When Zillow Offers entered the market, they were behind some of their competitors who had entered the iBuyer market years earlier, according to the court; however, returning CEO and defendant Richard Barton set an aggressive goal of $20 billion in revenue over five years through buying and selling 5,000 homes per month. In February 2021, they announced a new Zestimate offer program, in which algorithms would generate an initial purchase offer from Zillow to homeowners.
Things did not go according to plan, court documents allege. In June 2021, Zillow missed their inventory-acquisition targets due to the algorithms “under-modeling” the level of home appreciation. As a result, they issued a press release stating algorithmic improvements to Zestimate promising quicker and more accurate predictions of value. Jaeger alleges this was a lie to cover up Project Ketchup, a campaign in which Zillow offered significantly more than Zestimate would suggest in order to rapidly acquire new houses.
But, according to court filings, Zillow could not keep up – statements from financial executives cited by the plaintiff describe how this massive purchasing spree cut into Zillow’s profits, so to make up the difference they attempted to reduce spending on their renovating contractors. As a result, contractors deprioritized Zillow’s projects and even refused to take them on. Thus Zillow acquired more homes than they could sell.
Between October 18, 2021, and November 3, 2021, Zillow issued corrective statements on their underperforming expectations, and their stock value plummeted.

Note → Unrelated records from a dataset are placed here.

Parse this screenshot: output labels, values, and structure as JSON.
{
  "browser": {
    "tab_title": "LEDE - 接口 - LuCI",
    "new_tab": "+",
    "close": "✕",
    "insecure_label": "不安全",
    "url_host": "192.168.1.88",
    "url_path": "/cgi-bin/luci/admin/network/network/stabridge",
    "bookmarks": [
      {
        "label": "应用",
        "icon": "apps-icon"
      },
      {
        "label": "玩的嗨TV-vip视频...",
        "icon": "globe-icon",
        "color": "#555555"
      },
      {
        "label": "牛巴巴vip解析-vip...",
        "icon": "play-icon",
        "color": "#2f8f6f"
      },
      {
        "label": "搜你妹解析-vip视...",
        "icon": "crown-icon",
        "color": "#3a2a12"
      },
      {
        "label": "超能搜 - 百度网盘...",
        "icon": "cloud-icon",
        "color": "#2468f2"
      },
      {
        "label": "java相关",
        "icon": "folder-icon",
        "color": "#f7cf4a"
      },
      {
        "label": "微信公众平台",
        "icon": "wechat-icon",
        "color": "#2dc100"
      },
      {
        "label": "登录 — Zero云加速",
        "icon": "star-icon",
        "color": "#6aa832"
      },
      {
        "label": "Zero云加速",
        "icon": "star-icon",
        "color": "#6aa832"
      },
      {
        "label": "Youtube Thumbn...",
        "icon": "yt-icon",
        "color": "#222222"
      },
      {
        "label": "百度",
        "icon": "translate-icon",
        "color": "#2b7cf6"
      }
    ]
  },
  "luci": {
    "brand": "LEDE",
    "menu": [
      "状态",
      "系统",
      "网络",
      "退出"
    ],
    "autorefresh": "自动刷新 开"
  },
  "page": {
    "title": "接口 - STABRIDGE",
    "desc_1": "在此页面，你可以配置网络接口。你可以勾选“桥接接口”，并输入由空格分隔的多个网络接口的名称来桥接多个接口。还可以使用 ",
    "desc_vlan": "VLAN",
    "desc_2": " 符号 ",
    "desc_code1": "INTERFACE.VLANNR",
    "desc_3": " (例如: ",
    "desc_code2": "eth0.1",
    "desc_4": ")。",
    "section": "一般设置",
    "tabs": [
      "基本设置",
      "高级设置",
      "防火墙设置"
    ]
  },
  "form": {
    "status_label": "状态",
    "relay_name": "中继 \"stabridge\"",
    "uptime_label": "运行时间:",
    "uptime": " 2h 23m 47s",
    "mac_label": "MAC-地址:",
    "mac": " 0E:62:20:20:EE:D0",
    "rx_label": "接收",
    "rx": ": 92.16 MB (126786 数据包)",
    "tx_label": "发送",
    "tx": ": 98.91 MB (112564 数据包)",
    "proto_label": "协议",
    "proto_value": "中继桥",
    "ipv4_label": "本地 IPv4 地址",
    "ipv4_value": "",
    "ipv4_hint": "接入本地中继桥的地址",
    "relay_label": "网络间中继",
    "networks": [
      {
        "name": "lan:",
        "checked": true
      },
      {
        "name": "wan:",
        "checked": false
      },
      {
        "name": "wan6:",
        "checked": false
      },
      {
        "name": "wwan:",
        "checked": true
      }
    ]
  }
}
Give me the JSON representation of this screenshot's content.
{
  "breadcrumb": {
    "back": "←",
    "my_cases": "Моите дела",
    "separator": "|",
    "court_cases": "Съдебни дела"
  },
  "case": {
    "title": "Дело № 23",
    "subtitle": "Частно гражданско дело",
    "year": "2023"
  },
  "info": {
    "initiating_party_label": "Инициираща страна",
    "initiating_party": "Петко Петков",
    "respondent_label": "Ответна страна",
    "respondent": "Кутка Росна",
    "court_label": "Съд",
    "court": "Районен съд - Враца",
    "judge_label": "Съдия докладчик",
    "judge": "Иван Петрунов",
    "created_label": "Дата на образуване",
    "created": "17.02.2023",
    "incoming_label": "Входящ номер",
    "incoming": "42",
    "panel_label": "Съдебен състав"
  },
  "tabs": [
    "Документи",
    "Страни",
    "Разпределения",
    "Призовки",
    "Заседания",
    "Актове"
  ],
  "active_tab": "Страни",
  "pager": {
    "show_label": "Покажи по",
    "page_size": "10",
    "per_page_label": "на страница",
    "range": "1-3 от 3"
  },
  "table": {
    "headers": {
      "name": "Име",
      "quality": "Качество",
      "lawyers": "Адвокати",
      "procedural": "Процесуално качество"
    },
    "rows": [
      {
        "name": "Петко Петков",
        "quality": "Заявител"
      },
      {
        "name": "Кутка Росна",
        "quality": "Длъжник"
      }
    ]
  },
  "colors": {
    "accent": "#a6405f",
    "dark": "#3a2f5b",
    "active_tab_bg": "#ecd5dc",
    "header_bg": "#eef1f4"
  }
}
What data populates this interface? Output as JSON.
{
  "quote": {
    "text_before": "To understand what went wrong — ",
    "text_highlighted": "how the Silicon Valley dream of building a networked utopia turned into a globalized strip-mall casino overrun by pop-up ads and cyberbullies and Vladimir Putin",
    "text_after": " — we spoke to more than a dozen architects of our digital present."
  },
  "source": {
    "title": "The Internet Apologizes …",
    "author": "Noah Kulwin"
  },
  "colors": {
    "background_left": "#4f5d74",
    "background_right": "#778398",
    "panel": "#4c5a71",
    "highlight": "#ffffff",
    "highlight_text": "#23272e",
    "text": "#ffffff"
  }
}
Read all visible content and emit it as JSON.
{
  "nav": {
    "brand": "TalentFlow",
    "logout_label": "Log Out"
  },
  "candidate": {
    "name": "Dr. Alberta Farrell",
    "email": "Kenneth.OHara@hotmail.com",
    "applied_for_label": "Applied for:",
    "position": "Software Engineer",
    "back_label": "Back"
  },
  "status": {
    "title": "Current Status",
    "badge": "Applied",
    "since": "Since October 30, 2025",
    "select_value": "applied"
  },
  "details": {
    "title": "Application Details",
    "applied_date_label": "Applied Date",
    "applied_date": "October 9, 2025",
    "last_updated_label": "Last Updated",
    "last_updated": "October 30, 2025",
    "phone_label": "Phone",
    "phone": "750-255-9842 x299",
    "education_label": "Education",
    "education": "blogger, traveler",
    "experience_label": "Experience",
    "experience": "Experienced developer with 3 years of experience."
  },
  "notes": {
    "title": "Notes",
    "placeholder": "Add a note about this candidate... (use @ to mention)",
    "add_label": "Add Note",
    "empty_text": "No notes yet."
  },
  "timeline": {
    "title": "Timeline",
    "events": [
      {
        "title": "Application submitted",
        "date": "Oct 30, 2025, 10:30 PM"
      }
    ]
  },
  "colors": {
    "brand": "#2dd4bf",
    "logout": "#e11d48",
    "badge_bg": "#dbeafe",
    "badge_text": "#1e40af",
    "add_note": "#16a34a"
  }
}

Jaeger, on behalf of his proposed class, alleges Zillow and its executives misled the public about the actual goings-on of Zillow Offers leading investors to lose value when this underperformance was revealed. Zillow then moved to dismiss all charges.
Judge Zilly, of the Western District of Washington, denied this motion excepting one statement. He found that all the other challenged statements met the plausibility standard, were not protected by the safe harbor clause, and sufficiently demonstrated scienter, and loss causation.
The one statement that was dismissed concerns an interaction between Piper Sandler analyst Thomas Steven Champion and Zillow’s Chief Operating Officer Jeremy Wacksman. The court objected to Zillow’s arguments that certain key phrases like “we expect” or “going to be” automatically render a statement within the purview of safe harbor, yet Judge Zilly did find the interaction as a whole was forward-looking and protected by the safe harbor clause. The order provides leave to amend, though doubts the plaintiffs can successfully do so.
The lead plaintiff is represented by Hagens Berman Sobol Shapiro LLP and Kessler Topaz Meltzer & Check, LLP. The defendants are represented by Skadden, Arps, Slate, Meagher & Flom LLP and Perkins Coie LLP.